Two People in a Dory

On the Grand Canyon, we put multiple people in a Dory on 4 separate occasions, twice on the Colorado, once canyoneering, once spelunking. The following pix are from one of the times on the big river (others are forthcoming, once I get them from friends).

Configurations We Tried:

1. Canoe Style: Two in the raw (unrigged) Dory, one sitting on the seat pad, facing forward or aft (forward for rapids, aft for flatwater & afternoon tea), kayak paddles and/or halved paddles. Occupants in the 140-170 pound range, I’d guess.
Biggest Rapid Run: 5 on the Canyon Scale (1-10 scale), Class III, large waves.[/b]
Results: Very good. Very stable: the open dory gets a lot of water in it in the big waves and eddy lines, the but two people actually make it VERY stable. The most successful method was giving each paddling 1/2 a breakdown paddle, so they paddled like canoeists.
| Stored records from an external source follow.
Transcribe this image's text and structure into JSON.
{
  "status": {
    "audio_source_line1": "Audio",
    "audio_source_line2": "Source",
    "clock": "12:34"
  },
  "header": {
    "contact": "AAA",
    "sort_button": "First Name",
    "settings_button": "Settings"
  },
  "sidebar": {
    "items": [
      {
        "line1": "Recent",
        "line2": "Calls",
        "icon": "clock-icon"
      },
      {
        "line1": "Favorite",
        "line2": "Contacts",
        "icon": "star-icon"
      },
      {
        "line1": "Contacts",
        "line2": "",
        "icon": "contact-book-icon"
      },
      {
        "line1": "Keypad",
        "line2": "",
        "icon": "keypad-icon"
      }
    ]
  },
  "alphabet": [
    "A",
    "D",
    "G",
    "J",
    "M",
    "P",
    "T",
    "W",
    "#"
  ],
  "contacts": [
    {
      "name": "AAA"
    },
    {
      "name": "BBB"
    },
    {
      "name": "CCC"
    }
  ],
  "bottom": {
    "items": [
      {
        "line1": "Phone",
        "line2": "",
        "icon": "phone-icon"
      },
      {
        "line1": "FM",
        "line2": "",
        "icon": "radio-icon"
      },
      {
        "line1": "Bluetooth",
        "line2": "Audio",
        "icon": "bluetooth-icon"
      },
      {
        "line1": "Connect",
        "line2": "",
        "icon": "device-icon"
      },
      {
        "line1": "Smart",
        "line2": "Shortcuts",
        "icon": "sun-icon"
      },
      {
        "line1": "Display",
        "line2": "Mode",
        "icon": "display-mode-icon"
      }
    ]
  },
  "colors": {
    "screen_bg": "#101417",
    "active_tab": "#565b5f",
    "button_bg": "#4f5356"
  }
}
The boat held up great, despite the large forces two people put on it. Having a bailer is highly recommended, as is a drysuit, wetsuit, etc… the boat gets a lot of water in it. Nobody swam.

2. Lewis & Clark style: pure comedy: 2 guys, (160 lbs. and 200+ lbs.) in the Dory, plus the oarframe. Non-rower had a kayak paddle
to brace. We ran constant riffles, a 4 (Zoroaster) and tried to surf unsuccessfuly (kept arguing like Laurel and Hardy, about how to get the wave).
Results: Hysterical. Giggled for about 1/2 a mile, straight, then got in a sea battle with our kayakers. Only swam when we jumped overboard in order to take the battle to the retreating enemy. However, it’s hard to get a good oarstroke with your buddy in the bow, as a result of how far forward the current oarlocks sit. Pix forthcoming.

3. Caving & Canyoneering: Used the Dory, unrigged, as a ferry-boat to cross canyon pools, and travel a couple hundred meters through flooded tunnels. 2-4 occupants, including multiple big guys (200+ pounds) at the same time. Hand-paddled, used pull-tethers, single-kayak-paddler, and commando-sneaking under low cave ceilings by pulling with our hands.
Results: Excellant. I hope the pictures come out. With 3 big guys, expect to ship water. The tubes get low in the water. We only carried 4 when the fourth was a pirate who jumped on board and hung of the back; much hilarity. However, the boat did great. At one point, a rock climber fell 5 or 6 into the Dory in a pool, directly onto the floor, and caused no damage. The fact that you can just throw the unrigged boat over obstacles and up steep rock came in handy, as well.

Two people in a Dory isn’t as maneuverable as being alone in the boat, for certain, but it’s a lot of fun, and viable for slow canoe-style ventures. We saw the boat will survive big, deep wave trains and eddy lines fine, but will ship a lot of water. I think big ferries or highly technical maneuvers might be very sketchy, at least without some sort of tandem spraydeck.

Stability = high.
Non-Technical Performance = Very Good.
Technical Performance = Unknown, beyond the design intention of the boat. ???

Has anyone else done multi-person Dory ventures?

I found that two people in a dory makes the boat much faster. Especially if one sits face to face on the very stern and bow (on the tube itself), providing the maximum footprint in lenght. Stability on was still fine on flat running water

However, I found it very tireing paddling backward.

The honeymoon position with a backpack, too.

Alatna River, Brooks Range.

This boat is about LLama sized but parallel sided, more like a Dory

My wife, dog, and I navigated 20 miles of the Green River through Labyrinth Canyon with just a Dory. We stripped the Dory of the oar rigs and paddled it like a regular packraft. With gear we had about 400 pound in the one boat. We strapped the packs on the bow, faced one another with the paddler in the stern and the dog in the middle. It was cozy but worked great. It saved a lot of weight making the canyoneering sections of the trip more enjoyable.